Records from a dataset:
◇ ◇ ◇ ◇ ◇
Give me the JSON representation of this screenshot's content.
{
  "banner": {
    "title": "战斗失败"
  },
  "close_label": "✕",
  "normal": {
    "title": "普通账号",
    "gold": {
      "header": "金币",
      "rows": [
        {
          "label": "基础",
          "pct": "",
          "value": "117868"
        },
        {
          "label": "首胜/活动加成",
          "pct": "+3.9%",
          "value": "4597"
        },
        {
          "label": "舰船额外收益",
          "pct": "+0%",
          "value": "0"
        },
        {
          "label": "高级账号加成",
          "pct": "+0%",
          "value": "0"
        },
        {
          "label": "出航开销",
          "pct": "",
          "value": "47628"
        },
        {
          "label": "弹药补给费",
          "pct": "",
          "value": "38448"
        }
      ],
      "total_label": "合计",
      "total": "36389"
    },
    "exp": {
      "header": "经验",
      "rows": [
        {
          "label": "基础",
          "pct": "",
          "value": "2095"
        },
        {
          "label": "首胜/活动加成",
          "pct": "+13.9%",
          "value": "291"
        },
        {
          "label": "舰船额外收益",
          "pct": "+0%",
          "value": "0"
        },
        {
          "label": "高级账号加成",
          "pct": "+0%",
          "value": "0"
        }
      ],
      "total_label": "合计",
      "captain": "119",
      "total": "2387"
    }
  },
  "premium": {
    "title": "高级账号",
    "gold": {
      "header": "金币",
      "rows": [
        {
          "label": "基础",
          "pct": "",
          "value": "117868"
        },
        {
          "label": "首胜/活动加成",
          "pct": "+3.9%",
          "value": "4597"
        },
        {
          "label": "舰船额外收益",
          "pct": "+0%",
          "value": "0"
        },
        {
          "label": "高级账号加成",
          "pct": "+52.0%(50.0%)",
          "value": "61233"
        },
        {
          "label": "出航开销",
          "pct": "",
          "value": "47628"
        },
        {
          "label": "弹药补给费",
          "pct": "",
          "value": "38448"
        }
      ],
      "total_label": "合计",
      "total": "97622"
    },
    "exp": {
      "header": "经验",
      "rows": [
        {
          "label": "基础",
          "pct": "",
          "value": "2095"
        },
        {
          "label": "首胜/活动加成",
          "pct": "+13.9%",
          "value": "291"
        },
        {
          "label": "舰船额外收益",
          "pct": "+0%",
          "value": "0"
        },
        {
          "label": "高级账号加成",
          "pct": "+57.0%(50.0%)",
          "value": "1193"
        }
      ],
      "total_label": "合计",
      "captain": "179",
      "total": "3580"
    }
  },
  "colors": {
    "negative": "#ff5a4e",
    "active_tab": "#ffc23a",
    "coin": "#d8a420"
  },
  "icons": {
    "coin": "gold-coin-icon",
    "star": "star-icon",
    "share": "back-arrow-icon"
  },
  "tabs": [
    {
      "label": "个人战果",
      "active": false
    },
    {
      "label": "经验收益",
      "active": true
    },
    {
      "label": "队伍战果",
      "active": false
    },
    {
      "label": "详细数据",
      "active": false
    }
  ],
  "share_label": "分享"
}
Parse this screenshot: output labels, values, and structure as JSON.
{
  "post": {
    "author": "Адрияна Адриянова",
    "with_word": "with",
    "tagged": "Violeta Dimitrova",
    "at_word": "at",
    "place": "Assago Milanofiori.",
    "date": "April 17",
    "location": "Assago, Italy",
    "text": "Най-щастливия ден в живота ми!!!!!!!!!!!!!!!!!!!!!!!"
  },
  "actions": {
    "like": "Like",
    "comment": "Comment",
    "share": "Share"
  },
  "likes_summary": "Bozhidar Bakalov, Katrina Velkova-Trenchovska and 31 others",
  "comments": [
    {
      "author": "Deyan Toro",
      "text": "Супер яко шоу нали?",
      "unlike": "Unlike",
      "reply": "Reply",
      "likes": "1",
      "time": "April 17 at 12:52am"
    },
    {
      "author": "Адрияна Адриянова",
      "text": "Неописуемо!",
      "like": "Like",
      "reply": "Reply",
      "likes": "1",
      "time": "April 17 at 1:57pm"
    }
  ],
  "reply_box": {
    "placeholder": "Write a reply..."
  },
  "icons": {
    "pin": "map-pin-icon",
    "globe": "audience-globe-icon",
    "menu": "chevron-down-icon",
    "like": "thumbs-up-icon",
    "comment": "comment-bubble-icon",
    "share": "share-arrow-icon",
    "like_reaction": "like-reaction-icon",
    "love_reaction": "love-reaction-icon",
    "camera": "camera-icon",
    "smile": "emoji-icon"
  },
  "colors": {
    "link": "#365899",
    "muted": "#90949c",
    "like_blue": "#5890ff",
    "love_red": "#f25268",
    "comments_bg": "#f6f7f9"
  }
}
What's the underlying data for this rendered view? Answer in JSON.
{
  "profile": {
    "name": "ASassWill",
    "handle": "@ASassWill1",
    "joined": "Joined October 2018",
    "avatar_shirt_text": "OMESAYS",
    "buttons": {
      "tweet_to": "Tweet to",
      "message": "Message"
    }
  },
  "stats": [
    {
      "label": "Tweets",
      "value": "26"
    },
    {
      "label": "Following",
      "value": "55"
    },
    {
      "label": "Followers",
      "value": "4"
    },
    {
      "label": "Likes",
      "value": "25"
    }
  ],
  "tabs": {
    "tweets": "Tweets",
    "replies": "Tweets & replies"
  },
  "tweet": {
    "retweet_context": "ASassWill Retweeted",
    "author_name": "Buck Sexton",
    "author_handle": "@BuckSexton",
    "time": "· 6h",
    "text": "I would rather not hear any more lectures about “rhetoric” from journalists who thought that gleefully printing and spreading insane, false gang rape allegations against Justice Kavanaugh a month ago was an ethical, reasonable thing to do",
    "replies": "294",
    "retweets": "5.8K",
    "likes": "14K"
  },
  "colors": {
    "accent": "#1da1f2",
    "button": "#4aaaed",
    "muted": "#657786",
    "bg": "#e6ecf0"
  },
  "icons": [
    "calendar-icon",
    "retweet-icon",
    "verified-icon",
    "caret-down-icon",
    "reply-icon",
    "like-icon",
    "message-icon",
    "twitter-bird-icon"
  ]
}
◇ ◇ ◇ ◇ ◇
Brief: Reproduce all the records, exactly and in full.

Problem solution:
Give me the JSON representation of this screenshot's content.
{
  "banner": {
    "title": "战斗失败"
  },
  "close_label": "✕",
  "normal": {
    "title": "普通账号",
    "gold": {
      "header": "金币",
      "rows": [
        {
          "label": "基础",
          "pct": "",
          "value": "117868"
        },
        {
          "label": "首胜/活动加成",
          "pct": "+3.9%",
          "value": "4597"
        },
        {
          "label": "舰船额外收益",
          "pct": "+0%",
          "value": "0"
        },
        {
          "label": "高级账号加成",
          "pct": "+0%",
          "value": "0"
        },
        {
          "label": "出航开销",
          "pct": "",
          "value": "47628"
        },
        {
          "label": "弹药补给费",
          "pct": "",
          "value": "38448"
        }
      ],
      "total_label": "合计",
      "total": "36389"
    },
    "exp": {
      "header": "经验",
      "rows": [
        {
          "label": "基础",
          "pct": "",
          "value": "2095"
        },
        {
          "label": "首胜/活动加成",
          "pct": "+13.9%",
          "value": "291"
        },
        {
          "label": "舰船额外收益",
          "pct": "+0%",
          "value": "0"
        },
        {
          "label": "高级账号加成",
          "pct": "+0%",
          "value": "0"
        }
      ],
      "total_label": "合计",
      "captain": "119",
      "total": "2387"
    }
  },
  "premium": {
    "title": "高级账号",
    "gold": {
      "header": "金币",
      "rows": [
        {
          "label": "基础",
          "pct": "",
          "value": "117868"
        },
        {
          "label": "首胜/活动加成",
          "pct": "+3.9%",
          "value": "4597"
        },
        {
          "label": "舰船额外收益",
          "pct": "+0%",
          "value": "0"
        },
        {
          "label": "高级账号加成",
          "pct": "+52.0%(50.0%)",
          "value": "61233"
        },
        {
          "label": "出航开销",
          "pct": "",
          "value": "47628"
        },
        {
          "label": "弹药补给费",
          "pct": "",
          "value": "38448"
        }
      ],
      "total_label": "合计",
      "total": "97622"
    },
    "exp": {
      "header": "经验",
      "rows": [
        {
          "label": "基础",
          "pct": "",
          "value": "2095"
        },
        {
          "label": "首胜/活动加成",
          "pct": "+13.9%",
          "value": "291"
        },
        {
          "label": "舰船额外收益",
          "pct": "+0%",
          "value": "0"
        },
        {
          "label": "高级账号加成",
          "pct": "+57.0%(50.0%)",
          "value": "1193"
        }
      ],
      "total_label": "合计",
      "captain": "179",
      "total": "3580"
    }
  },
  "colors": {
    "negative": "#ff5a4e",
    "active_tab": "#ffc23a",
    "coin": "#d8a420"
  },
  "icons": {
    "coin": "gold-coin-icon",
    "star": "star-icon",
    "share": "back-arrow-icon"
  },
  "tabs": [
    {
      "label": "个人战果",
      "active": false
    },
    {
      "label": "经验收益",
      "active": true
    },
    {
      "label": "队伍战果",
      "active": false
    },
    {
      "label": "详细数据",
      "active": false
    }
  ],
  "share_label": "分享"
}
Parse this screenshot: output labels, values, and structure as JSON.
{
  "post": {
    "author": "Адрияна Адриянова",
    "with_word": "with",
    "tagged": "Violeta Dimitrova",
    "at_word": "at",
    "place": "Assago Milanofiori.",
    "date": "April 17",
    "location": "Assago, Italy",
    "text": "Най-щастливия ден в живота ми!!!!!!!!!!!!!!!!!!!!!!!"
  },
  "actions": {
    "like": "Like",
    "comment": "Comment",
    "share": "Share"
  },
  "likes_summary": "Bozhidar Bakalov, Katrina Velkova-Trenchovska and 31 others",
  "comments": [
    {
      "author": "Deyan Toro",
      "text": "Супер яко шоу нали?",
      "unlike": "Unlike",
      "reply": "Reply",
      "likes": "1",
      "time": "April 17 at 12:52am"
    },
    {
      "author": "Адрияна Адриянова",
      "text": "Неописуемо!",
      "like": "Like",
      "reply": "Reply",
      "likes": "1",
      "time": "April 17 at 1:57pm"
    }
  ],
  "reply_box": {
    "placeholder": "Write a reply..."
  },
  "icons": {
    "pin": "map-pin-icon",
    "globe": "audience-globe-icon",
    "menu": "chevron-down-icon",
    "like": "thumbs-up-icon",
    "comment": "comment-bubble-icon",
    "share": "share-arrow-icon",
    "like_reaction": "like-reaction-icon",
    "love_reaction": "love-reaction-icon",
    "camera": "camera-icon",
    "smile": "emoji-icon"
  },
  "colors": {
    "link": "#365899",
    "muted": "#90949c",
    "like_blue": "#5890ff",
    "love_red": "#f25268",
    "comments_bg": "#f6f7f9"
  }
}
What's the underlying data for this rendered view? Answer in JSON.
{
  "profile": {
    "name": "ASassWill",
    "handle": "@ASassWill1",
    "joined": "Joined October 2018",
    "avatar_shirt_text": "OMESAYS",
    "buttons": {
      "tweet_to": "Tweet to",
      "message": "Message"
    }
  },
  "stats": [
    {
      "label": "Tweets",
      "value": "26"
    },
    {
      "label": "Following",
      "value": "55"
    },
    {
      "label": "Followers",
      "value": "4"
    },
    {
      "label": "Likes",
      "value": "25"
    }
  ],
  "tabs": {
    "tweets": "Tweets",
    "replies": "Tweets & replies"
  },
  "tweet": {
    "retweet_context": "ASassWill Retweeted",
    "author_name": "Buck Sexton",
    "author_handle": "@BuckSexton",
    "time": "· 6h",
    "text": "I would rather not hear any more lectures about “rhetoric” from journalists who thought that gleefully printing and spreading insane, false gang rape allegations against Justice Kavanaugh a month ago was an ethical, reasonable thing to do",
    "replies": "294",
    "retweets": "5.8K",
    "likes": "14K"
  },
  "colors": {
    "accent": "#1da1f2",
    "button": "#4aaaed",
    "muted": "#657786",
    "bg": "#e6ecf0"
  },
  "icons": [
    "calendar-icon",
    "retweet-icon",
    "verified-icon",
    "caret-down-icon",
    "reply-icon",
    "like-icon",
    "message-icon",
    "twitter-bird-icon"
  ]
}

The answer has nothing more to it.